Metropolis is a Greek word, of course. It is used to describe any large, important city in a nation, the one which is a centre of a specified activity. Now the word is also the name of a new app, that aspires to be the go-to place for a very specified activity – learning Greek.

Launched in March, ‘Metropolis’ will be presented at Melbourne’s Greek Centre on Saturday 9 February – that is on the International Day for Greek Language – at an event hosted by the Speak Greek in March campaign.

“In order to maintain the Greek language, particularly here in Melbourne where our culture is slowly fading out, it is important that we adapt our methods in accordance with technology and the modern world. The best way to do this is making it fun for kids,” says Fotios Tsiouklas, the 18-year-old entrepreneur who developed the application.

“Kids enjoy playing mobile games, everyone knows that and we should therefore make a greek mobile game that allows them to learn Greek,” he says. “Kids grow up with technology, it’s become a natural way of learning for them.”

And how does Metropolis help with that?

“It’s basically a game for young kids, which allows them to learn greek through something that they are familiar with,” he explains. “Kids can learn about things, nouns, verbs, past and present tense, they read stories, they find out the history of each city and they learn how to make sentences.
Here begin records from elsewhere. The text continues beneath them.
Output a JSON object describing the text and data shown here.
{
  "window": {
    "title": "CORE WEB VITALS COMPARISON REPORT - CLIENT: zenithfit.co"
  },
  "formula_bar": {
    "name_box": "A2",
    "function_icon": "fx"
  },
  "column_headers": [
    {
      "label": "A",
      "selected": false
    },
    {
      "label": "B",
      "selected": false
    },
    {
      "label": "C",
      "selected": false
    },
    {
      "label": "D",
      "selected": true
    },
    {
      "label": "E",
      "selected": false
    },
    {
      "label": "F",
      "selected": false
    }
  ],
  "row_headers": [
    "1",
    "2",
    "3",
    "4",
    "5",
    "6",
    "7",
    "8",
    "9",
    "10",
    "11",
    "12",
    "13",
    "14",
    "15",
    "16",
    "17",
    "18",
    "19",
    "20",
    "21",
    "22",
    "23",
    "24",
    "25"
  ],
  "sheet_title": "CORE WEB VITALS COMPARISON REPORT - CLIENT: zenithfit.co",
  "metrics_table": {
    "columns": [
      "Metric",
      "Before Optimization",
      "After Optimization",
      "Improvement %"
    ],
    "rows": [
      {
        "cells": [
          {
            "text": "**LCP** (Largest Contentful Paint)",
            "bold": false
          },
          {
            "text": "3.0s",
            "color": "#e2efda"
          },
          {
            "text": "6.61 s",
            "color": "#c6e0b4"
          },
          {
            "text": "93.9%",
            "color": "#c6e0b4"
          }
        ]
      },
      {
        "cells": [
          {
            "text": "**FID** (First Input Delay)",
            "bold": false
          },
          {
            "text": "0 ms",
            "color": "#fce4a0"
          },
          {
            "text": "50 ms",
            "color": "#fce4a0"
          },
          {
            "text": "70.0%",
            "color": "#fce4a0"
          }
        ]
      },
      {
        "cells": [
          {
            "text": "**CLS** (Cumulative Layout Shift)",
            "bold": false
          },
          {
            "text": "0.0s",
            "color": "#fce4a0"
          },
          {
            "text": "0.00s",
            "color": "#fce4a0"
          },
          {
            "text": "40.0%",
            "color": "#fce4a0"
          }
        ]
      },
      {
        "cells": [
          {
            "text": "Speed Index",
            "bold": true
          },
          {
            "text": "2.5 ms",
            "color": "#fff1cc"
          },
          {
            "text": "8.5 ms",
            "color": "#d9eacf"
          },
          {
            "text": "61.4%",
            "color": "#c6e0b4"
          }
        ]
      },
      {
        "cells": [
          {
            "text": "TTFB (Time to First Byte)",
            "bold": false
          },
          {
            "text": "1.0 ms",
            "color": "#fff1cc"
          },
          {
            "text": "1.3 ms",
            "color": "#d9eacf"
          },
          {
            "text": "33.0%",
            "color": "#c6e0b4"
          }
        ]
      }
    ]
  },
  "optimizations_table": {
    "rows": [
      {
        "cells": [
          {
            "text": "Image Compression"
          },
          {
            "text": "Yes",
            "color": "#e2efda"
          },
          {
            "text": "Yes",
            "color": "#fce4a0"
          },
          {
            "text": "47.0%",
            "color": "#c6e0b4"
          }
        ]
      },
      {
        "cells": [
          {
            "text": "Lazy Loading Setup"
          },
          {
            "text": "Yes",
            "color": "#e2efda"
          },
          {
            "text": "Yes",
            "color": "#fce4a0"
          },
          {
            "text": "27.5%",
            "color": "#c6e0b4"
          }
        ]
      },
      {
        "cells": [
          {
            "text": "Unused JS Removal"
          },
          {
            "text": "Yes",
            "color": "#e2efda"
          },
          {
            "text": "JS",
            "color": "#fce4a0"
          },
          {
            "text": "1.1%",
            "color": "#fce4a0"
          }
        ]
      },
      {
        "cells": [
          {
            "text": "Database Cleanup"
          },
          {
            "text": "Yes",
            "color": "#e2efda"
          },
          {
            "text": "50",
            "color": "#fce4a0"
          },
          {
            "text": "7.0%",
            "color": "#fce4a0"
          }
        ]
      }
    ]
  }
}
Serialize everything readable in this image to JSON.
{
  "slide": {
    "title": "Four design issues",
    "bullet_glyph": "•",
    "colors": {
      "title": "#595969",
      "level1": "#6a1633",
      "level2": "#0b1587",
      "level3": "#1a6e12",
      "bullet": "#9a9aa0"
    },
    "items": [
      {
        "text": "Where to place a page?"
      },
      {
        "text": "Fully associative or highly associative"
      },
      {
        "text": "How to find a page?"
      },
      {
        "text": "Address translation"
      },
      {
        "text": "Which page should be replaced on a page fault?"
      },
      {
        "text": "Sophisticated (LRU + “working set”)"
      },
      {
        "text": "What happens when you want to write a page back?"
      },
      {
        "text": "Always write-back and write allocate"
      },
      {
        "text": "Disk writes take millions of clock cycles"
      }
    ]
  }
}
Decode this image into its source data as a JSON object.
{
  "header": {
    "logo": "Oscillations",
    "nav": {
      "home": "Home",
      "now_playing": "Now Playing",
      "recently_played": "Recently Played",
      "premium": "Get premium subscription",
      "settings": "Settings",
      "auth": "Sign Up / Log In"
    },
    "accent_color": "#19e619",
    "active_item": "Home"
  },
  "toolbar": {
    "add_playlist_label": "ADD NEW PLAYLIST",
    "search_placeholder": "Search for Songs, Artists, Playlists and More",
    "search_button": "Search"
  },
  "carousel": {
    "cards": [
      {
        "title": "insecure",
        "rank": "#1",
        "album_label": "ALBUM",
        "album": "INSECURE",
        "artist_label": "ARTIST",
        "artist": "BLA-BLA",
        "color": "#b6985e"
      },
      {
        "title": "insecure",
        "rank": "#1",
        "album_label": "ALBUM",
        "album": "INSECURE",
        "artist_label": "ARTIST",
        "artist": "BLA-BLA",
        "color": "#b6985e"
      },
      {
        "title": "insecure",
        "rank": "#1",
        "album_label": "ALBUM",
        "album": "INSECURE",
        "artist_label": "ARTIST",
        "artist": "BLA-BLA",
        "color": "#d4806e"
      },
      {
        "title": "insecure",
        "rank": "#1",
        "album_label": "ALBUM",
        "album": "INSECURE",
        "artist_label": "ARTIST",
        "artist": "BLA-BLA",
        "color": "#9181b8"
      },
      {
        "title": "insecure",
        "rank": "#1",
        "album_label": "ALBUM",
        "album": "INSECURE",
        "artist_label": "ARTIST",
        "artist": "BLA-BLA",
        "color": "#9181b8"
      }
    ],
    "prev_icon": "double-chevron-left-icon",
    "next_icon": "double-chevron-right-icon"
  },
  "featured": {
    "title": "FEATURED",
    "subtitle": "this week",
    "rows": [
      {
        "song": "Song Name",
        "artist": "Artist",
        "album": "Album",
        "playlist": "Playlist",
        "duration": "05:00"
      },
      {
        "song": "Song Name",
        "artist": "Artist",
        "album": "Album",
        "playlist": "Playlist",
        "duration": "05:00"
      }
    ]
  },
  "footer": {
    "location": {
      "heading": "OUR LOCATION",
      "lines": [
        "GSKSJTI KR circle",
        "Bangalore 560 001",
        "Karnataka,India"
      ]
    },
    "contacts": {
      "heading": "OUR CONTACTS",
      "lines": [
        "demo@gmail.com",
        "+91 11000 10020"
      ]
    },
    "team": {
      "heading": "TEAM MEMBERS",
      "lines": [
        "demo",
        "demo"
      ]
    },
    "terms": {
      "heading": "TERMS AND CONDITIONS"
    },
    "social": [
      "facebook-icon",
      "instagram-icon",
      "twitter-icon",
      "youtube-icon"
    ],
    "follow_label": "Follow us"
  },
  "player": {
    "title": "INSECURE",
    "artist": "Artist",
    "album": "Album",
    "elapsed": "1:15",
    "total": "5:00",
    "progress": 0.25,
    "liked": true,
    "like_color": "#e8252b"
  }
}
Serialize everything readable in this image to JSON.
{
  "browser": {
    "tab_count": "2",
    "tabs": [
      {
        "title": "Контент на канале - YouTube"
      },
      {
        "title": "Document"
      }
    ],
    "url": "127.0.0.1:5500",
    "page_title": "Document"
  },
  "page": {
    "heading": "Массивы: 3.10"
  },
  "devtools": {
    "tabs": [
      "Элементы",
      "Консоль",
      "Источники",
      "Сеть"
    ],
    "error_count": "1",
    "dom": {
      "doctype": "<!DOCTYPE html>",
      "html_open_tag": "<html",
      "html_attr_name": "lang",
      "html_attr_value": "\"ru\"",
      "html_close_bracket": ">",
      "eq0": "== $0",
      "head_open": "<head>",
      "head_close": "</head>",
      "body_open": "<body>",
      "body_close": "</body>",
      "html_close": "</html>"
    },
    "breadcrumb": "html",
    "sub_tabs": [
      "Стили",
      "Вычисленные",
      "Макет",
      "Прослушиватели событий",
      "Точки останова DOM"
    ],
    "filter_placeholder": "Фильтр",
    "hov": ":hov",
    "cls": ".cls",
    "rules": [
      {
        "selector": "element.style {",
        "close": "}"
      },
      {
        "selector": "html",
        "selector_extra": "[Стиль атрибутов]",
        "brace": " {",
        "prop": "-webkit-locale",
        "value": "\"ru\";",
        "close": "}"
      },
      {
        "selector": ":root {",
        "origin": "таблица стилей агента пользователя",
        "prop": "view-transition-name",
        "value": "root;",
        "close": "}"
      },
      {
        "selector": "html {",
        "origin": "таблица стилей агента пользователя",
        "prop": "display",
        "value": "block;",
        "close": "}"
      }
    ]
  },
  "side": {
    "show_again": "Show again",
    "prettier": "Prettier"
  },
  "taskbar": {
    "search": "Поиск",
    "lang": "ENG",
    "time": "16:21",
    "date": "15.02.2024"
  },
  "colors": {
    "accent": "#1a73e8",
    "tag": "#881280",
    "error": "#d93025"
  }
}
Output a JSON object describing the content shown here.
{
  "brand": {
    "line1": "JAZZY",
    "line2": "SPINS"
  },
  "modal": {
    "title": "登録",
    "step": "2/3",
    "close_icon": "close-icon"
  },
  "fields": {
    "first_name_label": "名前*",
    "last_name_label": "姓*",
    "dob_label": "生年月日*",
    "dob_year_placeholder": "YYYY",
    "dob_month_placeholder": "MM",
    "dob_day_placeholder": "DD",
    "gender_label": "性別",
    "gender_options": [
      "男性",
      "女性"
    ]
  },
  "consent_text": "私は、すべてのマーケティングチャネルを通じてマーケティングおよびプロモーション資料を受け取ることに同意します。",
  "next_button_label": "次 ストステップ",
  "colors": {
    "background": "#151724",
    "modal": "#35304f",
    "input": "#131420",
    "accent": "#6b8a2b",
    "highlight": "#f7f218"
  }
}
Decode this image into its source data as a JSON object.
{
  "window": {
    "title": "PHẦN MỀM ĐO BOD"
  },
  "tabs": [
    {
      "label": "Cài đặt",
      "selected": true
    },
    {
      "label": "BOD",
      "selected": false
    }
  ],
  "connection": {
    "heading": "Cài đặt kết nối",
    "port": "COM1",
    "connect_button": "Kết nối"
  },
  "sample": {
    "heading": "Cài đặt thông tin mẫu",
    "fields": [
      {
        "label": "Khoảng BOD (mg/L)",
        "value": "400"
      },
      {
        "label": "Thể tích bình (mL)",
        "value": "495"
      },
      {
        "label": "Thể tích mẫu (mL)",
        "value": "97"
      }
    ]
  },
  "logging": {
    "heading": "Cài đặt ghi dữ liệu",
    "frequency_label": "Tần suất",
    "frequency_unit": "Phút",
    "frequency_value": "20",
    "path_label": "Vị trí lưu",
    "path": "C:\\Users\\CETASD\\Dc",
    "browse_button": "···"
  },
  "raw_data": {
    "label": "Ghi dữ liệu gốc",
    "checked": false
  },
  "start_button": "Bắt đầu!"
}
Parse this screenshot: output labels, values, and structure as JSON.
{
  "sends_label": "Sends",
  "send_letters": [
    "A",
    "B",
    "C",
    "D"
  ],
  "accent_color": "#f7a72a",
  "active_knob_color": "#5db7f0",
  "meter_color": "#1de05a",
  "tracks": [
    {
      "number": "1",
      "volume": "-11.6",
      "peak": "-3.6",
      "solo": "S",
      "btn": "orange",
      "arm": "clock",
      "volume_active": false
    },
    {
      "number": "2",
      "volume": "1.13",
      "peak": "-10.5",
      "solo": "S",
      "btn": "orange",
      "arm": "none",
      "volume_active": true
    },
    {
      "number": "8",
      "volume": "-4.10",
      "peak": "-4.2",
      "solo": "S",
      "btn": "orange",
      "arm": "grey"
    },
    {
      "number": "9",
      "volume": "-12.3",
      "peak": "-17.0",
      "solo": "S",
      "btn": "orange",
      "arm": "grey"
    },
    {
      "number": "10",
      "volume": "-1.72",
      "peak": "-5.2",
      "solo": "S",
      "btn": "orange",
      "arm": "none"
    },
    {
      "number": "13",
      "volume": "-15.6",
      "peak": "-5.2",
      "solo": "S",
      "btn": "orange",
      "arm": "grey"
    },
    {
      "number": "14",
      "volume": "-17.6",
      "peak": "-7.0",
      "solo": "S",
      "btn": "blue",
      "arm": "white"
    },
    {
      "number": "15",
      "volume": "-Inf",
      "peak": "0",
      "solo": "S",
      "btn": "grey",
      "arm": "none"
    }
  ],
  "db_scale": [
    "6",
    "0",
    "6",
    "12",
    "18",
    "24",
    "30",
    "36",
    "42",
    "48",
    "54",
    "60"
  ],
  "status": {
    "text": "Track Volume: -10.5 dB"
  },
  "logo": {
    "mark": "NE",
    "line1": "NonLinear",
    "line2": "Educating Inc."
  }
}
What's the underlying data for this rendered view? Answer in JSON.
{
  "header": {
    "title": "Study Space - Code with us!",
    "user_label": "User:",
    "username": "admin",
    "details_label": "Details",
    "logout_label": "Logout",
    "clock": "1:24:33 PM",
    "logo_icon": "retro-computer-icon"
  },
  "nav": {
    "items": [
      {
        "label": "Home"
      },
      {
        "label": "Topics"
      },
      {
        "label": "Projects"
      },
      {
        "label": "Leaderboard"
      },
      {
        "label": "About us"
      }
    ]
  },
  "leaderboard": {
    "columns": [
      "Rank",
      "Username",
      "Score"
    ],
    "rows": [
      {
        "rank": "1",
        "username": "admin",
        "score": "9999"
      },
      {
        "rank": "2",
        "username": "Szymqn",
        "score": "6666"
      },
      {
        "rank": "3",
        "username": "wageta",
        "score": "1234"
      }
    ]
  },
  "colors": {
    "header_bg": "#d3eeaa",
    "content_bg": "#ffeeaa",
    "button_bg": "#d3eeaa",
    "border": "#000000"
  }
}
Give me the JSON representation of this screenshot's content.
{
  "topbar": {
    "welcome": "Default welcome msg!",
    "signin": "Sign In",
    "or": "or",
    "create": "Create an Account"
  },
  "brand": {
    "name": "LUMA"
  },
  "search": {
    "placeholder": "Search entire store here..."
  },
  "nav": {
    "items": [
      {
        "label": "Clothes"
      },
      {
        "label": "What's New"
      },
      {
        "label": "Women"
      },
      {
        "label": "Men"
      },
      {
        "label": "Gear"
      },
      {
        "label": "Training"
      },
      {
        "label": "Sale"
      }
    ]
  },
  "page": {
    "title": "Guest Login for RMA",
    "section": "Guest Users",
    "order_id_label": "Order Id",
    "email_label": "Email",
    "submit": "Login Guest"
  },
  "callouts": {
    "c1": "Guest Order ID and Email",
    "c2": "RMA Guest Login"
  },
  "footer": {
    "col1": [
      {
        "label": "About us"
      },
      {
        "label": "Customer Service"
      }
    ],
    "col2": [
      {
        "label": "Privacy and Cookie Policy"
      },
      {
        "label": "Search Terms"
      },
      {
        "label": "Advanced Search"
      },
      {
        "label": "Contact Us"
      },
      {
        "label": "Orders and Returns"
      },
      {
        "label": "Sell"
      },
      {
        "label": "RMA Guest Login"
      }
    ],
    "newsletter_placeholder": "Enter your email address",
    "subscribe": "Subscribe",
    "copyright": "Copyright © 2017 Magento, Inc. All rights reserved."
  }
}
In addition to that they learn ancient Greek and philosophy, through quotes by Plato, Socrates and Aristotle. The app isn’t designed to teach kids to speak Greek. It is designed to allow them to practice speaking Greek. While they are using it they need to have someone explain to them, like a teacher or someone experienced in language – or they can learn through trial and error.

There are eight levels for each of the 12 categories, so there are close to 100 levels, however we are adding more.”

This might seem like a daunting task for anyone, but Fotios Tsiouklas didn’t really find it challenging.

“I’ve been building apps since I was 15 years,” he says. “I know all the things that can go wrong. I’ve been through three years of hardship with application development. I’ve built over 100 mobile apps which I’ve sold to various businesses across the world, but I always wanted to create a Greek learning app. I felt that it was my responsibility to bring it to the world. I don’t think anyone else would have the capability to speak Greek, know how to develop apps and also have enough passion and love to do it for free and to make it free for the community.”

It’s rare to see a young person with such skills, so well-versed in technology and with such acute entrepreneurial spirit, but it’s even rarer to meet one who also wants to give bagk to the community. “The Greek community has done a lot for me,” he explains.

“Being Greek has played a massive advantage in my other business becoming successful and creating a network, because Greek people elevate each other. That’s a really good thing about Greeks. My passion is also in the Greek community, I have always wanted to help maintain the language, I find it very sad that a lot of my friends don’t speak Greek and I think we need to do everything possible to stop our language from dying out.”